Instructions to follow:
Search through the entries for the word "zoom" and copy every line that has it.

Data for review:
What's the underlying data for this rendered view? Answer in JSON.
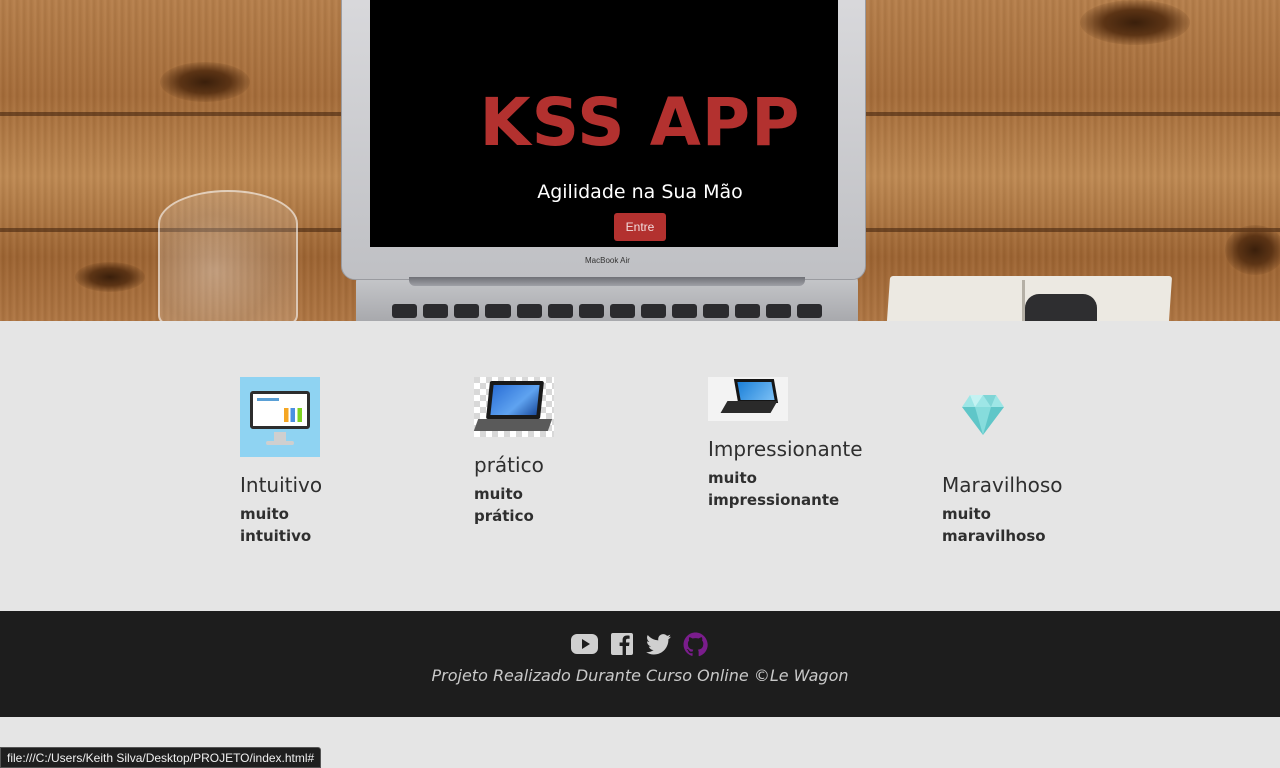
{
  "hero": {
    "title": "KSS APP",
    "subtitle": "Agilidade na Sua Mão",
    "button_label": "Entre",
    "laptop_brand": "MacBook Air",
    "accent_color": "#b3312f"
  },
  "features": [
    {
      "icon": "monitor-icon",
      "title": "Intuitivo",
      "description": "muito intuitivo"
    },
    {
      "icon": "laptop-icon",
      "title": "prático",
      "description": "muito prático"
    },
    {
      "icon": "laptop-icon",
      "title": "Impressionante",
      "description": "muito impressionante"
    },
    {
      "icon": "diamond-icon",
      "title": "Maravilhoso",
      "description": "muito maravilhoso"
    }
  ],
  "footer": {
    "socials": [
      {
        "name": "youtube-icon",
        "color": "#cfcfcf"
      },
      {
        "name": "facebook-icon",
        "color": "#cfcfcf"
      },
      {
        "name": "twitter-icon",
        "color": "#cfcfcf"
      },
      {
        "name": "github-icon",
        "color": "#7a1d8c"
      }
    ],
    "text": "Projeto Realizado Durante Curso Online ©Le Wagon"
  },
  "status_bar": {
    "url": "file:///C:/Users/Keith Silva/Desktop/PROJETO/index.html#"
  }
}
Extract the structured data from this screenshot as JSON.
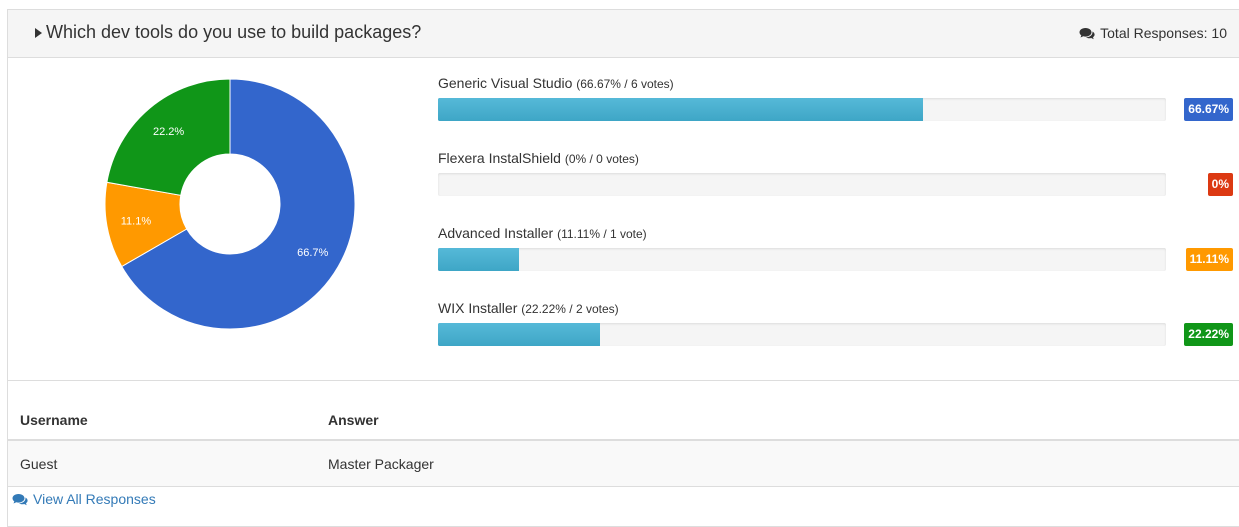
{
  "question": {
    "title": "Which dev tools do you use to build packages?",
    "total_responses": "Total Responses: 10"
  },
  "colors": {
    "blue": "#3366cc",
    "red": "#dc3912",
    "orange": "#ff9900",
    "green": "#109618",
    "bar_fill": "#4fb0d0"
  },
  "chart_data": {
    "type": "pie",
    "donut": true,
    "labels": [
      "Generic Visual Studio",
      "Flexera InstalShield",
      "Advanced Installer",
      "WIX Installer"
    ],
    "values": [
      6,
      0,
      1,
      2
    ],
    "slice_labels": [
      "66.7%",
      "",
      "11.1%",
      "22.2%"
    ],
    "colors": [
      "#3366cc",
      "#dc3912",
      "#ff9900",
      "#109618"
    ]
  },
  "options": [
    {
      "name": "Generic Visual Studio",
      "detail": "(66.67% / 6 votes)",
      "percent": 66.67,
      "badge": "66.67%",
      "color": "#3366cc"
    },
    {
      "name": "Flexera InstalShield",
      "detail": "(0% / 0 votes)",
      "percent": 0,
      "badge": "0%",
      "color": "#dc3912"
    },
    {
      "name": "Advanced Installer",
      "detail": "(11.11% / 1 vote)",
      "percent": 11.11,
      "badge": "11.11%",
      "color": "#ff9900"
    },
    {
      "name": "WIX Installer",
      "detail": "(22.22% / 2 votes)",
      "percent": 22.22,
      "badge": "22.22%",
      "color": "#109618"
    }
  ],
  "table": {
    "headers": {
      "username": "Username",
      "answer": "Answer"
    },
    "rows": [
      {
        "username": "Guest",
        "answer": "Master Packager"
      }
    ]
  },
  "footer": {
    "link": "View All Responses",
    "icon": "comments-icon"
  }
}
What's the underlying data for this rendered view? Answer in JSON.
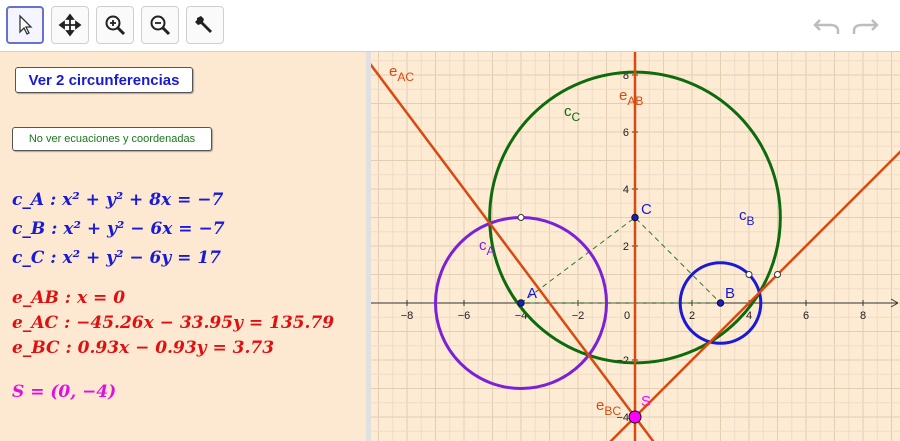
{
  "toolbar": {
    "tools": [
      {
        "name": "move-tool",
        "icon": "cursor-arrow-icon"
      },
      {
        "name": "move-graphics-tool",
        "icon": "move-arrows-icon"
      },
      {
        "name": "zoom-in-tool",
        "icon": "zoom-in-icon"
      },
      {
        "name": "zoom-out-tool",
        "icon": "zoom-out-icon"
      },
      {
        "name": "settings-tool",
        "icon": "wrench-icon"
      }
    ],
    "undo_icon": "undo-icon",
    "redo_icon": "redo-icon"
  },
  "algebra": {
    "button_show": "Ver 2 circunferencias",
    "button_hide_eq": "No ver ecuaciones y coordenadas",
    "equations": {
      "cA": "c_A : x² + y² + 8x = −7",
      "cB": "c_B : x² + y² − 6x = −7",
      "cC": "c_C : x² + y² − 6y = 17",
      "eAB": "e_AB : x = 0",
      "eAC": "e_AC : −45.26x − 33.95y = 135.79",
      "eBC": "e_BC : 0.93x − 0.93y = 3.73",
      "S": "S = (0, −4)"
    }
  },
  "graphics": {
    "x_ticks": [
      "−8",
      "−6",
      "−4",
      "−2",
      "0",
      "2",
      "4",
      "6",
      "8"
    ],
    "y_ticks": [
      "8",
      "6",
      "4",
      "2",
      "−2",
      "−4"
    ],
    "labels": {
      "cA": "cA",
      "cB": "cB",
      "cC": "cC",
      "eAB": "eAB",
      "eAC": "eAC",
      "eBC": "eBC",
      "A": "A",
      "B": "B",
      "C": "C",
      "S": "S"
    },
    "colors": {
      "circle_A": "#7b22d6",
      "circle_B": "#1a1ad6",
      "circle_C": "#0d6a0d",
      "axes_lines": "#d84a10",
      "point_S": "#ff00ff",
      "points": "#1a1ad6"
    },
    "geometry_data": {
      "A": [
        -4,
        0
      ],
      "B": [
        3,
        0
      ],
      "C": [
        0,
        3
      ],
      "S": [
        0,
        -4
      ],
      "rA": 3,
      "rB": 1.414,
      "rC": 5.099
    }
  }
}
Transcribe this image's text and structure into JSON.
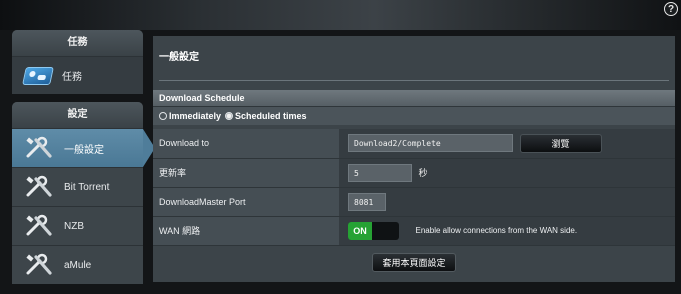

Answer for the task:
        "name": "zoom-in-tool",
        "icon": "zoom-in-icon"
        "name": "zoom-out-tool",
        "icon": "zoom-out-icon"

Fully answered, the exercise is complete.